§ **What you will do**
Working from the entries below, count every line that includes the word "color". Return the figure alone.

__________

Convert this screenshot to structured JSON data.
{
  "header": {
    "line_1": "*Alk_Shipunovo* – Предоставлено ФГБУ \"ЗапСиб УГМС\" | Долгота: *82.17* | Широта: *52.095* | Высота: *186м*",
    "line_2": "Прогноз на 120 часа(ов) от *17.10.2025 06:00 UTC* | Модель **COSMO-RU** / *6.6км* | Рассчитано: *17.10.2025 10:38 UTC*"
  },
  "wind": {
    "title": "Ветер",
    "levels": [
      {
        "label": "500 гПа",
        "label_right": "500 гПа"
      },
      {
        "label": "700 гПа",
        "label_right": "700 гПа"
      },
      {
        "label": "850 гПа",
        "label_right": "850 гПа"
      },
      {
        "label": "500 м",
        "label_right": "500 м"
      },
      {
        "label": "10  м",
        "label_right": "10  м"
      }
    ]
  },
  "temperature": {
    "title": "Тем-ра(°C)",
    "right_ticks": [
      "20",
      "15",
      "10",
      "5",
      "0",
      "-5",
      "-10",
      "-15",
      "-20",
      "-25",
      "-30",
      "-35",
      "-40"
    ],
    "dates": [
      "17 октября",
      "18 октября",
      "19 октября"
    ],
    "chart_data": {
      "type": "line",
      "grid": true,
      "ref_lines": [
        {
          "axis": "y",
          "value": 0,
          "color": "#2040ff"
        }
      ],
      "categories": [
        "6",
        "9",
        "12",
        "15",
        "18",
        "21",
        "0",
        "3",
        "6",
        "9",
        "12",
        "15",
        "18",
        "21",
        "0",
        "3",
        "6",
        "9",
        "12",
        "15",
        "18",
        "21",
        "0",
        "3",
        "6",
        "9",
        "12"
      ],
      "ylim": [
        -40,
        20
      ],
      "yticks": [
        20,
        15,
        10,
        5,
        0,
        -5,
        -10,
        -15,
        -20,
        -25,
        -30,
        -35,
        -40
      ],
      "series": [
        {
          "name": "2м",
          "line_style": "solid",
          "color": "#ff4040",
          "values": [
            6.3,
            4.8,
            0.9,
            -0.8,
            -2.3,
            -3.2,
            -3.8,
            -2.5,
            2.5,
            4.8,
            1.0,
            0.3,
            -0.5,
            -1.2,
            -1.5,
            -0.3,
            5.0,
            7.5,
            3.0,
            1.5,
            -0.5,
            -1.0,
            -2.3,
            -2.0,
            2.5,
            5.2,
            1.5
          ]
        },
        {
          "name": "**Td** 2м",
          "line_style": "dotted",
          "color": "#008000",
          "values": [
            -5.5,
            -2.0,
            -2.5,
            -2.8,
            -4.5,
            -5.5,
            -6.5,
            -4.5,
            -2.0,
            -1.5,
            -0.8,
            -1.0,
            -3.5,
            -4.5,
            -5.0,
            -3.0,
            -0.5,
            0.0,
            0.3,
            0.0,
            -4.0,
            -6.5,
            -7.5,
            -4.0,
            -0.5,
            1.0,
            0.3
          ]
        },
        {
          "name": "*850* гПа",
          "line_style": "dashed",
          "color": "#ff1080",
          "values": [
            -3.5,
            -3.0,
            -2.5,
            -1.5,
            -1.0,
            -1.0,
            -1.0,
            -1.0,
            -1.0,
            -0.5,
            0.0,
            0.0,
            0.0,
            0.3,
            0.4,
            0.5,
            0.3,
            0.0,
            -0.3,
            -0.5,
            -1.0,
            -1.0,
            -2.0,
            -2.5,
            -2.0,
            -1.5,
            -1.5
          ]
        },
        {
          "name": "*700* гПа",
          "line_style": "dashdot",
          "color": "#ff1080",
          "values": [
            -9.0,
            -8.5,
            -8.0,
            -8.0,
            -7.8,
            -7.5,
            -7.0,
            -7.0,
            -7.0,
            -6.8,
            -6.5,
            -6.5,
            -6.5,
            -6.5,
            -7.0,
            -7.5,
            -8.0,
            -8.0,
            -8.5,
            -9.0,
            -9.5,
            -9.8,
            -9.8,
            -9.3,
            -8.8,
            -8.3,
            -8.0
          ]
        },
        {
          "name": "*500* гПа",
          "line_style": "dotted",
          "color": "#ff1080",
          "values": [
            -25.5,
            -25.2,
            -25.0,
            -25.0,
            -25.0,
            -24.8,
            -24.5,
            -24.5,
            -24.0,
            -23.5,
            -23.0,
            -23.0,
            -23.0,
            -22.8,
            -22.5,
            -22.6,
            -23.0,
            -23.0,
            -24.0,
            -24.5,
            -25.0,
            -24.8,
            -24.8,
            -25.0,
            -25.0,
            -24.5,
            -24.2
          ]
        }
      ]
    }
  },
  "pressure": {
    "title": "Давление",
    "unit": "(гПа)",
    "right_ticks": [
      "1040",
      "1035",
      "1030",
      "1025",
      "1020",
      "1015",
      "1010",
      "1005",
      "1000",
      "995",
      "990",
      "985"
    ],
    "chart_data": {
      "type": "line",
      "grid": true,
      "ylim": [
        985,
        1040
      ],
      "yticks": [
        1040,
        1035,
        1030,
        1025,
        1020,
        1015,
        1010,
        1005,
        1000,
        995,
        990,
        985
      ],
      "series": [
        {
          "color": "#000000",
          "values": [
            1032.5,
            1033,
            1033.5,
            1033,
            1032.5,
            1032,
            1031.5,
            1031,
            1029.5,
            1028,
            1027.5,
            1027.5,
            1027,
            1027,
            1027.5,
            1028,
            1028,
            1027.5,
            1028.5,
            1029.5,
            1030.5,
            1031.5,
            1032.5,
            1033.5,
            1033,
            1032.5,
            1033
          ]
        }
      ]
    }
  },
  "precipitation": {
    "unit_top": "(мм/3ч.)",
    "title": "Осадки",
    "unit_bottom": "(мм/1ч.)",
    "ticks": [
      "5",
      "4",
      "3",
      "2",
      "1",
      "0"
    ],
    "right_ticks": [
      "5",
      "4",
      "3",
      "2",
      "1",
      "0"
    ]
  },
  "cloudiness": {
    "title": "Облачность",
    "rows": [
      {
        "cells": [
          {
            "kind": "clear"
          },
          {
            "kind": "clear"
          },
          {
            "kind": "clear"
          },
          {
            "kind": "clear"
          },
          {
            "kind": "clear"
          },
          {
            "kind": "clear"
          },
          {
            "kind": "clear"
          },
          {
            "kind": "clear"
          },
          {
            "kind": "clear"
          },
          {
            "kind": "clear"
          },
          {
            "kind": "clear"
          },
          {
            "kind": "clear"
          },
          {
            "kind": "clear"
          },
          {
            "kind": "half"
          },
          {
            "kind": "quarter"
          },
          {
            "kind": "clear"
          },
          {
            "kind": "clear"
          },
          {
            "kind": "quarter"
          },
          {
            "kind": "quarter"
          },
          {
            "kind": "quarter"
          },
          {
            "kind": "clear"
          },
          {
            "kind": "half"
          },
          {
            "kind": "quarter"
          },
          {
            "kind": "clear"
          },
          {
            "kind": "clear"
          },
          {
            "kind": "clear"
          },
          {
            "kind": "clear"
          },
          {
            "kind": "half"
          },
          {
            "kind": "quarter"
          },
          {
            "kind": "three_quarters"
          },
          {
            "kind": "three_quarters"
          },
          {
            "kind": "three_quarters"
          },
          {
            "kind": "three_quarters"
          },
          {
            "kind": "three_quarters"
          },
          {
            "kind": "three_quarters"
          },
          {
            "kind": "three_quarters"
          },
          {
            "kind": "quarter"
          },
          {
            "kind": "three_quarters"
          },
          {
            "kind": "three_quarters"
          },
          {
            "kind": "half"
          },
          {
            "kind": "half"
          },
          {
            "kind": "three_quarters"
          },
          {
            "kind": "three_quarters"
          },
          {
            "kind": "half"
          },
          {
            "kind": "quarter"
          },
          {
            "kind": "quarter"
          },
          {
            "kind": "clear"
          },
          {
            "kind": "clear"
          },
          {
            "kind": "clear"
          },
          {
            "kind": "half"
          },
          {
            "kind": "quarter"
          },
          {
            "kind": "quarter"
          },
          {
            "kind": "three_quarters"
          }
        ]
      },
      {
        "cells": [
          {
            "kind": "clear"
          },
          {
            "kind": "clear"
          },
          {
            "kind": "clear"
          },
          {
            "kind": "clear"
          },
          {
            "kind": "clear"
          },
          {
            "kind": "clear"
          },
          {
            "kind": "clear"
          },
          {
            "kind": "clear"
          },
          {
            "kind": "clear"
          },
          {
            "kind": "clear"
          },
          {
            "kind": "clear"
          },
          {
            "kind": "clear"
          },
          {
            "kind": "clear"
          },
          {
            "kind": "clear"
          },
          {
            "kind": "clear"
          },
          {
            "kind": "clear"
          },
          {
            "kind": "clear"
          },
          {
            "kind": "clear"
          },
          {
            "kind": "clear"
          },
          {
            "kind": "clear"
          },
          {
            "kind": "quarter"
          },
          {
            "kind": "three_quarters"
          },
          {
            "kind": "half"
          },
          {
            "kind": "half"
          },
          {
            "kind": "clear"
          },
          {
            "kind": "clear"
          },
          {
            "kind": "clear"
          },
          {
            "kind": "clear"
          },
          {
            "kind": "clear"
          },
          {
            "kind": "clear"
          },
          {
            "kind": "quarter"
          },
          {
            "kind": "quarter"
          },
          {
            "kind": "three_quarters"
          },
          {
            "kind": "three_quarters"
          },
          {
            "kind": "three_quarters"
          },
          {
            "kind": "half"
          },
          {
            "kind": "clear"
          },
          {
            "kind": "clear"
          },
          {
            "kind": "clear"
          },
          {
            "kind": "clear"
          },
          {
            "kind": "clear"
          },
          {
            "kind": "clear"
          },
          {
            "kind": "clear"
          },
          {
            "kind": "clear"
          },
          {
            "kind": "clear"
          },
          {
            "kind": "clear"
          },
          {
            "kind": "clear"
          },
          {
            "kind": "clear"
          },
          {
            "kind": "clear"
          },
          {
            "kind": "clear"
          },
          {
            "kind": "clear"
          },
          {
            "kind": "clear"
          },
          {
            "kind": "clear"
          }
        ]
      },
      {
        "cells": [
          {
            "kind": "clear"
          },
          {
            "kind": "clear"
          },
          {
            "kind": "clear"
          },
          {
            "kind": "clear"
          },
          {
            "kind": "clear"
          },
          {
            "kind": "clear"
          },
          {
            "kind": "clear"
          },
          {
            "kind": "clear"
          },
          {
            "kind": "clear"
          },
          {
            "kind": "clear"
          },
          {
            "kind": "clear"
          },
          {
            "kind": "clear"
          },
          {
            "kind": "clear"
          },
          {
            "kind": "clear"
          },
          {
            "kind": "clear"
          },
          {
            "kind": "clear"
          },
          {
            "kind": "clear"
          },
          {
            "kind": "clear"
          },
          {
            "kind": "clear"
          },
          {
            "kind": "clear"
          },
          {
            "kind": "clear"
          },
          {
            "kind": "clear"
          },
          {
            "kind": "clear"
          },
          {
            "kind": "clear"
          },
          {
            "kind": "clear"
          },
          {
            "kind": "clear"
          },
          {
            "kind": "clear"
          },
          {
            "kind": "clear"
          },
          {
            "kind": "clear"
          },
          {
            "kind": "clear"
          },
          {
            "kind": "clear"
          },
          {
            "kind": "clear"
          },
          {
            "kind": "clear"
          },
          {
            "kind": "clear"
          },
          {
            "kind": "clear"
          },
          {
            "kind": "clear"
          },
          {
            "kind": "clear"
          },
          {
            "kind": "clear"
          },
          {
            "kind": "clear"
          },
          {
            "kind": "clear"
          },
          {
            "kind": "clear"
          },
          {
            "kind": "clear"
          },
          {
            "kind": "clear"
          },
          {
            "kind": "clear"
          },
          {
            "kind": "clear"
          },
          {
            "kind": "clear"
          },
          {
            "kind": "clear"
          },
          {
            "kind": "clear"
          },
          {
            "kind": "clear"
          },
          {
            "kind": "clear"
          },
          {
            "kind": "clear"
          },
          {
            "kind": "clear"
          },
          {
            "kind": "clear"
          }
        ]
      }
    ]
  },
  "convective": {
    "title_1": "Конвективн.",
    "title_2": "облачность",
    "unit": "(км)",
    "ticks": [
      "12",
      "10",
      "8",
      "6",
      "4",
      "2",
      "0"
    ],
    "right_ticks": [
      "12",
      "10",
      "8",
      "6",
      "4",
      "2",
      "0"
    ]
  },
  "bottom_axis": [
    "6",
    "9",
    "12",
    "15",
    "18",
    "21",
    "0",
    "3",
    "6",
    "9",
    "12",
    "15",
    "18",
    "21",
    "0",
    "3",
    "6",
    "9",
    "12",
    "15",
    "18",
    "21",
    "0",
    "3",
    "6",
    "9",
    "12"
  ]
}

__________

§ **Task output**
7